WHAT YOU WILL DO —
Take the data and return it in full. Change nothing.
══════════════════════════════
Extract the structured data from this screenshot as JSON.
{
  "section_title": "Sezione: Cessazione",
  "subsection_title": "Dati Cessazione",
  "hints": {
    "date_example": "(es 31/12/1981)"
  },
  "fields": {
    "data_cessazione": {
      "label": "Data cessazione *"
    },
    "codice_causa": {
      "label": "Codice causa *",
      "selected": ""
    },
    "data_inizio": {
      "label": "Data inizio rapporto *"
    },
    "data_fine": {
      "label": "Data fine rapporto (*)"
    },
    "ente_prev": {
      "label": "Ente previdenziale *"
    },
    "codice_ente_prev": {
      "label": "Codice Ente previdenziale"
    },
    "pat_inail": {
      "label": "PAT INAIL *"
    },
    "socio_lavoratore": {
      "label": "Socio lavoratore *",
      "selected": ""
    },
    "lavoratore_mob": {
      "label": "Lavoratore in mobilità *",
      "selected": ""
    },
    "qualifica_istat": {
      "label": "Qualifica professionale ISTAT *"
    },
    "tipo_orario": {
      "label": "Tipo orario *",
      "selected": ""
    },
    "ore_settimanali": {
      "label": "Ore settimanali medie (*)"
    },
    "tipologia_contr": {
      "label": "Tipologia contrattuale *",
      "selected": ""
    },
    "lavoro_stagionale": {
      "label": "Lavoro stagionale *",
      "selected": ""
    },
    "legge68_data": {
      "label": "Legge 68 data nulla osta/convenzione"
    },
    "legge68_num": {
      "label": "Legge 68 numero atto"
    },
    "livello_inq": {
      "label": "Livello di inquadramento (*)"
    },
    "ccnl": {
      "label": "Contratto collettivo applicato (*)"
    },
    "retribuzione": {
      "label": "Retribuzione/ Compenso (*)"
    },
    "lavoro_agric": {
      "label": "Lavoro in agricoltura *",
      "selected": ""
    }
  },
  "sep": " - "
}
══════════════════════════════
REPLY TO THE TASK —
Extract the structured data from this screenshot as JSON.
{
  "section_title": "Sezione: Cessazione",
  "subsection_title": "Dati Cessazione",
  "hints": {
    "date_example": "(es 31/12/1981)"
  },
  "fields": {
    "data_cessazione": {
      "label": "Data cessazione *"
    },
    "codice_causa": {
      "label": "Codice causa *",
      "selected": ""
    },
    "data_inizio": {
      "label": "Data inizio rapporto *"
    },
    "data_fine": {
      "label": "Data fine rapporto (*)"
    },
    "ente_prev": {
      "label": "Ente previdenziale *"
    },
    "codice_ente_prev": {
      "label": "Codice Ente previdenziale"
    },
    "pat_inail": {
      "label": "PAT INAIL *"
    },
    "socio_lavoratore": {
      "label": "Socio lavoratore *",
      "selected": ""
    },
    "lavoratore_mob": {
      "label": "Lavoratore in mobilità *",
      "selected": ""
    },
    "qualifica_istat": {
      "label": "Qualifica professionale ISTAT *"
    },
    "tipo_orario": {
      "label": "Tipo orario *",
      "selected": ""
    },
    "ore_settimanali": {
      "label": "Ore settimanali medie (*)"
    },
    "tipologia_contr": {
      "label": "Tipologia contrattuale *",
      "selected": ""
    },
    "lavoro_stagionale": {
      "label": "Lavoro stagionale *",
      "selected": ""
    },
    "legge68_data": {
      "label": "Legge 68 data nulla osta/convenzione"
    },
    "legge68_num": {
      "label": "Legge 68 numero atto"
    },
    "livello_inq": {
      "label": "Livello di inquadramento (*)"
    },
    "ccnl": {
      "label": "Contratto collettivo applicato (*)"
    },
    "retribuzione": {
      "label": "Retribuzione/ Compenso (*)"
    },
    "lavoro_agric": {
      "label": "Lavoro in agricoltura *",
      "selected": ""
    }
  },
  "sep": " - "
}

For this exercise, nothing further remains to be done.